Anne Heche, more known for her high profile affair with Ellen DeGeneres and her subsequent nervous breakdown—when she stumbled into a modest East L.A. home, proclaimed herself the second coming of Christ, and discussed the impending arrival of her alien friends—than for her acting roles, might seem a Hollywood hanger-on to some. No one could deny, however, that Heche’s life—riddled with childhood abuse, lesbianism, and insanity—holds a lurid fascination. Presumably, Heche’s recent memoir Call Me Crazy is meant to capitalize on this appeal.
Those looking for light entertainment in Heche’s autobiography, however, will not find it. The book foregoes celebrity gossip, barely mentions Ellen, and is noticeably short on salacious details; instead, Heche tackles the subject of her life with seriousness and sincerity. The end result is a rambling, self-interested tale of redemption and healing that resembles an extended session on a psychiatrist’s couch, replete with new-age affirmations and psychobabble. Readers will be hard-pressed to find any sort of narrative, character development, or style in Heche’s muddle of self-discovery. Nevertheless, her book is raw, seemingly uncensored, and troubling in its exploration of the harm caused by childhood abuse.
Anne Heche was born into a dysfunctional family, to say the least. Her father sexually molested her throughout her childhood, and she contracted herpes from him. Her mother, a zealous Christian, instructed her in shame, guilt, and denial. The early portion of the book is about Heche’s childhood. She writes:

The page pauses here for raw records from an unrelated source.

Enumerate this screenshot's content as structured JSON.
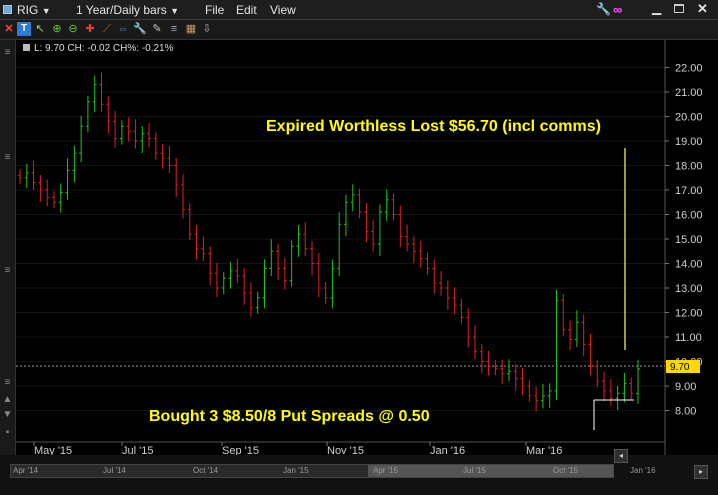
{
  "header": {
    "symbol": "RIG",
    "timeframe": "1 Year/Daily bars",
    "menu": [
      "File",
      "Edit",
      "View"
    ]
  },
  "info_line": "L: 9.70 CH: -0.02 CH%: -0.21%",
  "price_tag": "9.70",
  "icons": {
    "window": [
      "wrench-icon",
      "link-icon",
      "minimize-icon",
      "maximize-icon",
      "close-icon"
    ],
    "toolbar": [
      "close-x-icon",
      "zoom-in-icon",
      "zoom-out-icon",
      "crosshair-icon",
      "trendline-icon",
      "settings-icon",
      "grid-icon"
    ]
  },
  "annotations": {
    "top": "Expired Worthless Lost $56.70 (incl comms)",
    "bottom": "Bought 3 $8.50/8 Put Spreads @ 0.50"
  },
  "colors": {
    "up": "#1fc31f",
    "down": "#e02020",
    "annotation": "#ffff00",
    "price_tag_bg": "#ffd700",
    "axis_text": "#d0d0d0"
  },
  "chart_data": {
    "type": "candlestick",
    "x_ticks": [
      "May '15",
      "Jul '15",
      "Sep '15",
      "Nov '15",
      "Jan '16",
      "Mar '16"
    ],
    "y_ticks": [
      "22.00",
      "21.00",
      "20.00",
      "19.00",
      "18.00",
      "17.00",
      "16.00",
      "15.00",
      "14.00",
      "13.00",
      "12.00",
      "11.00",
      "10.00",
      "9.00",
      "8.00"
    ],
    "ylim": [
      7,
      22.5
    ],
    "closes": [
      17.5,
      17.7,
      17.3,
      17.0,
      16.7,
      16.5,
      16.9,
      17.8,
      18.5,
      19.6,
      20.6,
      21.3,
      20.5,
      19.8,
      19.1,
      19.6,
      19.4,
      19.0,
      19.3,
      19.1,
      18.5,
      18.3,
      18.0,
      17.2,
      16.2,
      15.2,
      14.6,
      14.4,
      13.6,
      13.0,
      13.4,
      13.7,
      13.5,
      12.8,
      12.2,
      12.6,
      13.8,
      14.5,
      13.8,
      13.3,
      14.7,
      15.2,
      14.6,
      14.0,
      13.0,
      12.6,
      13.8,
      15.6,
      16.5,
      16.8,
      16.1,
      15.3,
      14.8,
      16.1,
      16.6,
      16.0,
      15.1,
      14.8,
      14.5,
      14.2,
      13.8,
      13.2,
      13.0,
      12.6,
      12.3,
      11.8,
      11.0,
      10.4,
      10.0,
      9.8,
      9.7,
      9.5,
      9.6,
      9.3,
      9.0,
      8.6,
      8.4,
      8.6,
      8.8,
      12.5,
      11.3,
      10.9,
      11.6,
      10.7,
      9.8,
      9.2,
      8.8,
      8.5,
      8.7,
      9.1,
      8.7,
      9.7
    ],
    "bar_count": 92
  }
}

My mother’s father was dying and she spent most of her days crying. Dad was off all the time and our money was on a tight line. Nothing was coming in, which was something close to sin; the children were crabby, my herpes were scabby. We were all getting sick, the walls of denial so thick. It was bad and getting worse and things stolen from Mom’s purse; it was all crashing down, there was no smile only frown. It was all stinking bad and we were all really sad . . .
Horrendous rhyme scheme aside, Heche’s descriptions of her childhood are unnerving. Fortunately for her, she managed to escape her familial home at a young age to join the cast of the soap opera Another World.
As a young actress, Heche traded the Christian god for the god of modern psychology, and most of her autobiography chronicles her subsequent journey of self-discovery. Heche realized, through therapy, that she had spent all of her young adult life reeling from the pain of her past. In the book, she even links the two things that the reader might find most interesting, her acting career and her insanity, to twisted efforts to win the love of her mother and her now deceased father:
Knowing that my mother’s only purpose was to love Jesus made me understand that unless I was Jesus, I wouldn’t receive her love . . . So my dad loved movie stars and my mother loved Jesus. Dead people could love me, this I knew from the song, so I still had hope of getting what I wanted from my father. Jesus or movie star? Jesus or movie star? After careful and unconscious debate, I tackled the easier challenge first.
This type of self-revelation is not what one would expect from a young, glamorous Hollywood celebrity, but this is how Anne Heche views her life; and she has certainly spent a lot of time examining it.
Call Me Crazy is an in-depth analysis of the ramifications of childhood sexual abuse; and Heche’s story, as well as the stories of other survivors, do deserve attention. As a memoir, however, this book—devoid of literary merit, good storytelling, or effective editing—falls flat.